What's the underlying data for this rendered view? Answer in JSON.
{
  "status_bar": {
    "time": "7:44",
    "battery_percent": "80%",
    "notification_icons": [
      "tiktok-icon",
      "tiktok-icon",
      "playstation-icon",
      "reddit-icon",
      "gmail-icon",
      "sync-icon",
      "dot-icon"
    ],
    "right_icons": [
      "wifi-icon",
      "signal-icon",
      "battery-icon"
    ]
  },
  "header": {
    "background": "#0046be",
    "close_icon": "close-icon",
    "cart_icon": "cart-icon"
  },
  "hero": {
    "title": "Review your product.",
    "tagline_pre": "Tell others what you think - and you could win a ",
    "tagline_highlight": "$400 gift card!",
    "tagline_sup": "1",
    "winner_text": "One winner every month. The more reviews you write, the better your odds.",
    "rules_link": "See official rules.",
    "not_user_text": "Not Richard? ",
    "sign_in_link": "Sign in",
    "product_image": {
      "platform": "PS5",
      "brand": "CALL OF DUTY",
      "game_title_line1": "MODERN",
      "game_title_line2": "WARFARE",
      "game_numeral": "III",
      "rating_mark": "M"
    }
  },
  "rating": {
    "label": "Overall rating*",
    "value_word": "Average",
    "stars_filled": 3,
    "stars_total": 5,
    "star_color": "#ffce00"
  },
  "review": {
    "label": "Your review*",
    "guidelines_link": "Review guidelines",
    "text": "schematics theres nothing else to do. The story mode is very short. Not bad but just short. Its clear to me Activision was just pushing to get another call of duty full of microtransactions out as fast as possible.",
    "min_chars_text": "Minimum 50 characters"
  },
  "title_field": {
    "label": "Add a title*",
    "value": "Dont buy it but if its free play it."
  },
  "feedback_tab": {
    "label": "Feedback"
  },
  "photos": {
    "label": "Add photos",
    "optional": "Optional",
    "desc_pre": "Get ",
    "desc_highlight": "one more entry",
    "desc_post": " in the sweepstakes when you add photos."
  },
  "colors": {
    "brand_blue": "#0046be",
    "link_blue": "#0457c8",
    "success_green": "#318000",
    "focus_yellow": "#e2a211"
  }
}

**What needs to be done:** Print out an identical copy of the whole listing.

**Solution:**
What's the underlying data for this rendered view? Answer in JSON.
{
  "status_bar": {
    "time": "7:44",
    "battery_percent": "80%",
    "notification_icons": [
      "tiktok-icon",
      "tiktok-icon",
      "playstation-icon",
      "reddit-icon",
      "gmail-icon",
      "sync-icon",
      "dot-icon"
    ],
    "right_icons": [
      "wifi-icon",
      "signal-icon",
      "battery-icon"
    ]
  },
  "header": {
    "background": "#0046be",
    "close_icon": "close-icon",
    "cart_icon": "cart-icon"
  },
  "hero": {
    "title": "Review your product.",
    "tagline_pre": "Tell others what you think - and you could win a ",
    "tagline_highlight": "$400 gift card!",
    "tagline_sup": "1",
    "winner_text": "One winner every month. The more reviews you write, the better your odds.",
    "rules_link": "See official rules.",
    "not_user_text": "Not Richard? ",
    "sign_in_link": "Sign in",
    "product_image": {
      "platform": "PS5",
      "brand": "CALL OF DUTY",
      "game_title_line1": "MODERN",
      "game_title_line2": "WARFARE",
      "game_numeral": "III",
      "rating_mark": "M"
    }
  },
  "rating": {
    "label": "Overall rating*",
    "value_word": "Average",
    "stars_filled": 3,
    "stars_total": 5,
    "star_color": "#ffce00"
  },
  "review": {
    "label": "Your review*",
    "guidelines_link": "Review guidelines",
    "text": "schematics theres nothing else to do. The story mode is very short. Not bad but just short. Its clear to me Activision was just pushing to get another call of duty full of microtransactions out as fast as possible.",
    "min_chars_text": "Minimum 50 characters"
  },
  "title_field": {
    "label": "Add a title*",
    "value": "Dont buy it but if its free play it."
  },
  "feedback_tab": {
    "label": "Feedback"
  },
  "photos": {
    "label": "Add photos",
    "optional": "Optional",
    "desc_pre": "Get ",
    "desc_highlight": "one more entry",
    "desc_post": " in the sweepstakes when you add photos."
  },
  "colors": {
    "brand_blue": "#0046be",
    "link_blue": "#0457c8",
    "success_green": "#318000",
    "focus_yellow": "#e2a211"
  }
}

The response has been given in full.